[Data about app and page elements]
######

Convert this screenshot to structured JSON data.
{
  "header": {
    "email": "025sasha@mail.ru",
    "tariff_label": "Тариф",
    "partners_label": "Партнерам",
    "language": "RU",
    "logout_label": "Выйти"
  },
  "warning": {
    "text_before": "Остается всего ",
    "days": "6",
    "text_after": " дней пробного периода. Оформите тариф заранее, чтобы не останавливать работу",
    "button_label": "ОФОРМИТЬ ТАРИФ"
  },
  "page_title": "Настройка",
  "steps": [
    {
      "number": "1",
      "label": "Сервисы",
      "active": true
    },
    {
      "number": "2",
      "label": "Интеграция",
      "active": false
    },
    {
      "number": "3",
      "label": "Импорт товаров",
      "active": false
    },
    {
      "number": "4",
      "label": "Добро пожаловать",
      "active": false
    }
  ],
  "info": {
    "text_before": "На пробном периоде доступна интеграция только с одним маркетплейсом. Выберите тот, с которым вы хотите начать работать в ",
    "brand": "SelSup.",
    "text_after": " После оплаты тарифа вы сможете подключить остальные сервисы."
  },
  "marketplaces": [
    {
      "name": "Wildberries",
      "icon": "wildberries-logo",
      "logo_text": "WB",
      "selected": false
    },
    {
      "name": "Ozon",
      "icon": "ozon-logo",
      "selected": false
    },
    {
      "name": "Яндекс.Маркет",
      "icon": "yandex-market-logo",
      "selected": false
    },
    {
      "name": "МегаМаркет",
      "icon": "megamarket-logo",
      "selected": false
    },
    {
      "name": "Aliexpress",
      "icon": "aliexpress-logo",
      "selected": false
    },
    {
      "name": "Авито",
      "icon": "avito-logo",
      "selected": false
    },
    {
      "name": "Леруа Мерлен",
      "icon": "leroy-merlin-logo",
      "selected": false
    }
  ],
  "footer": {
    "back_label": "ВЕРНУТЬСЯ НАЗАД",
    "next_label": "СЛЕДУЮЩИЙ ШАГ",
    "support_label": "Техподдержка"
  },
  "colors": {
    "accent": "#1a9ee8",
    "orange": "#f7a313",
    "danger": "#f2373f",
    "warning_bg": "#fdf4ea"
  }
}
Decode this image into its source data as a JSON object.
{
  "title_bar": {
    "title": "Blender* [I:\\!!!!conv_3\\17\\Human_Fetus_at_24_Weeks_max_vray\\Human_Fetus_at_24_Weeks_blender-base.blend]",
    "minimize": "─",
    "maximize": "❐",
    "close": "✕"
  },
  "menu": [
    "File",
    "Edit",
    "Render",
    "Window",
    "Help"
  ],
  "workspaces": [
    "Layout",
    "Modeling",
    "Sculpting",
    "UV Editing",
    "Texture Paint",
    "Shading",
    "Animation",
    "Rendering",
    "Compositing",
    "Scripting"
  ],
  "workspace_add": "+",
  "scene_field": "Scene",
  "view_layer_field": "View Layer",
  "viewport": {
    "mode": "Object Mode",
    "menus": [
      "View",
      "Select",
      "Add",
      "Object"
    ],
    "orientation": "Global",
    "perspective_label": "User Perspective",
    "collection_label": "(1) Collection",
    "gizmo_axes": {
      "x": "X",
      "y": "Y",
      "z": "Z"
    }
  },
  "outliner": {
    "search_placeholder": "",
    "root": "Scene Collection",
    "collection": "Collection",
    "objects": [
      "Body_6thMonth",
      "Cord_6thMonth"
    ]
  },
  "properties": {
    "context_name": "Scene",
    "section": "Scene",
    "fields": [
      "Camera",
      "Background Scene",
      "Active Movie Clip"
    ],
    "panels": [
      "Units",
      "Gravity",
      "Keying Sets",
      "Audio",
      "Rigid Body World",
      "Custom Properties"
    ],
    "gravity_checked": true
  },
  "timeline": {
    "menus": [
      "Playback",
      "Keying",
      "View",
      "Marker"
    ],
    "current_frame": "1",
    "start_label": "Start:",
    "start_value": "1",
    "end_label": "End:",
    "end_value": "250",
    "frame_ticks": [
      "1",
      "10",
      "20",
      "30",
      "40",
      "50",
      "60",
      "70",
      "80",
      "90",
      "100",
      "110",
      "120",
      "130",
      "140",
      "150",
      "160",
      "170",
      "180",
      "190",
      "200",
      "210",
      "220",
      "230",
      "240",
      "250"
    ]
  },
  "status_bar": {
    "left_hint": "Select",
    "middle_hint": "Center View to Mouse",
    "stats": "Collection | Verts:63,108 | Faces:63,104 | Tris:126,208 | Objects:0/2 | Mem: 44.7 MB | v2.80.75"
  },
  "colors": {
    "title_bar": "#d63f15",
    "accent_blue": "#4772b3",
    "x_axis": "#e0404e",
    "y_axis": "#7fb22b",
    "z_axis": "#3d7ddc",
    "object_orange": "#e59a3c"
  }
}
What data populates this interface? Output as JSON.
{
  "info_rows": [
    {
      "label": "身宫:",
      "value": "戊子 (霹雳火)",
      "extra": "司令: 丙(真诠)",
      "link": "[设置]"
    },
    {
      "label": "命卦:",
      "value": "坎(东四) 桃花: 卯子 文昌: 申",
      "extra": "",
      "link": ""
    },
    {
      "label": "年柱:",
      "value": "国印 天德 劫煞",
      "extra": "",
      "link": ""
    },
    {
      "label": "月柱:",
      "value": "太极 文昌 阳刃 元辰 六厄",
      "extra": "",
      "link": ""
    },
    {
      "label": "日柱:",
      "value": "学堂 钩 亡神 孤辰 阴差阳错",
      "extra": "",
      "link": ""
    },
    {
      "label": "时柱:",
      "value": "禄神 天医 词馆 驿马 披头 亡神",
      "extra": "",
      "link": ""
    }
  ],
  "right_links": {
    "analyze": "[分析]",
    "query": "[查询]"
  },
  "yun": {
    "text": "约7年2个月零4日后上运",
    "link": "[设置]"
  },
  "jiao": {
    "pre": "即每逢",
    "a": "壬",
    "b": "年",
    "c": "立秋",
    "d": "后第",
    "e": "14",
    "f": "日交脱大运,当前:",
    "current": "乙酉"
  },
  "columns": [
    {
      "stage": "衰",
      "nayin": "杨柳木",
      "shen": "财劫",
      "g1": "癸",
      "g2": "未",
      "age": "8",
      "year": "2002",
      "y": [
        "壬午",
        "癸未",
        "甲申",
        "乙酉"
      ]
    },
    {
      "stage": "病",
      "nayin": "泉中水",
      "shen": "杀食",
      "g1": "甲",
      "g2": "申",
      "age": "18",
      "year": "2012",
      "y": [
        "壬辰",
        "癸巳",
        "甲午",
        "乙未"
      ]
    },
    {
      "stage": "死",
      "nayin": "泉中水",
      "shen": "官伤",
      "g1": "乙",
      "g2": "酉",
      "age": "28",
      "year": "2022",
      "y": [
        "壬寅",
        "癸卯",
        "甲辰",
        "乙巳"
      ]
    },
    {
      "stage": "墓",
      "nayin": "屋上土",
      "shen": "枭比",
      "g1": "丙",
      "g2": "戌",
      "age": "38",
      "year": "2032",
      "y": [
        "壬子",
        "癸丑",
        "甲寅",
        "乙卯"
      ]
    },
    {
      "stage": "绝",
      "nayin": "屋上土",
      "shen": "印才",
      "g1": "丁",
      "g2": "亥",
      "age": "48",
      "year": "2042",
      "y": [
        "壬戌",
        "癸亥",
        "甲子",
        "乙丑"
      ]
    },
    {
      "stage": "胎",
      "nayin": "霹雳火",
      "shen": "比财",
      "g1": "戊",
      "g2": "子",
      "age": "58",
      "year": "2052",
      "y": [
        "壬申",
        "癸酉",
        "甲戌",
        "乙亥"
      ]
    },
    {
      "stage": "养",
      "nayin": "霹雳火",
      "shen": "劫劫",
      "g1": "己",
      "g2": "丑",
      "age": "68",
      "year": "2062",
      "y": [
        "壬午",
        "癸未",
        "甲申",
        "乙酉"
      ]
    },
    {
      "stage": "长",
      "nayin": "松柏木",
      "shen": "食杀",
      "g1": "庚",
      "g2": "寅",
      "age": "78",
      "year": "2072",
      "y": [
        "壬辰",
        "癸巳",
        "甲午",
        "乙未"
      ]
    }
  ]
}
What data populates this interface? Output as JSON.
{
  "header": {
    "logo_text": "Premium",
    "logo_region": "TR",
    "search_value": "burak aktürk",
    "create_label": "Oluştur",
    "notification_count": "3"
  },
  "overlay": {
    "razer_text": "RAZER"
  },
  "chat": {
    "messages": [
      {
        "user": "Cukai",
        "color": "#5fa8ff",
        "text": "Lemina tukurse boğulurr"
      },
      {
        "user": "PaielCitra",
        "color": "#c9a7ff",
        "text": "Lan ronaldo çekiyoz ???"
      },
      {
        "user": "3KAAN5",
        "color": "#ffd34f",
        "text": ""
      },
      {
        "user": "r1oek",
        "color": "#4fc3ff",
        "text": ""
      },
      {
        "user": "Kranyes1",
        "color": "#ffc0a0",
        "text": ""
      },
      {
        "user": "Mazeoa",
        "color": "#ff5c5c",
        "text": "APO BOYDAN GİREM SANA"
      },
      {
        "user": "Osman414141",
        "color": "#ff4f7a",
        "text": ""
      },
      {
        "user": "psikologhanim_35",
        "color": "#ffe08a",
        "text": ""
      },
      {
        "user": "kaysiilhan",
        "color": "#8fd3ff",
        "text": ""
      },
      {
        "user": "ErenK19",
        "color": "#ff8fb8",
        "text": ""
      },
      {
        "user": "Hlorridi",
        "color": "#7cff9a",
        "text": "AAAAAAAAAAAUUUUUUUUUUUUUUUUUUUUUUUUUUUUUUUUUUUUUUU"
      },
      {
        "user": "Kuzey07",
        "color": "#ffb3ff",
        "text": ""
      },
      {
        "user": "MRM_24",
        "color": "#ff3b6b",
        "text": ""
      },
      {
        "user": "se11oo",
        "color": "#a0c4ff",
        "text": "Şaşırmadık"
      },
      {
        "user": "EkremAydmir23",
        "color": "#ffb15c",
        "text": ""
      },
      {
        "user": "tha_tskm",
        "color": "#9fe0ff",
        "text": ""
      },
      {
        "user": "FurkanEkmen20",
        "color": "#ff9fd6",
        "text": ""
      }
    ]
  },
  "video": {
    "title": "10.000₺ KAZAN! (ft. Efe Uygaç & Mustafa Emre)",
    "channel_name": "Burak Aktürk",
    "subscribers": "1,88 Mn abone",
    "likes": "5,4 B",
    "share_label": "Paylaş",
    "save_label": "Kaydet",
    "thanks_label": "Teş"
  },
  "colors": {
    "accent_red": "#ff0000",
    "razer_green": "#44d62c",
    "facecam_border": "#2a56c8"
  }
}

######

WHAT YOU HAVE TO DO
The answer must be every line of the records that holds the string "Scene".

ANSWER TO THE EXERCISE
  "scene_field": "Scene",
    "root": "Scene Collection",
    "context_name": "Scene",
    "section": "Scene",
      "Background Scene",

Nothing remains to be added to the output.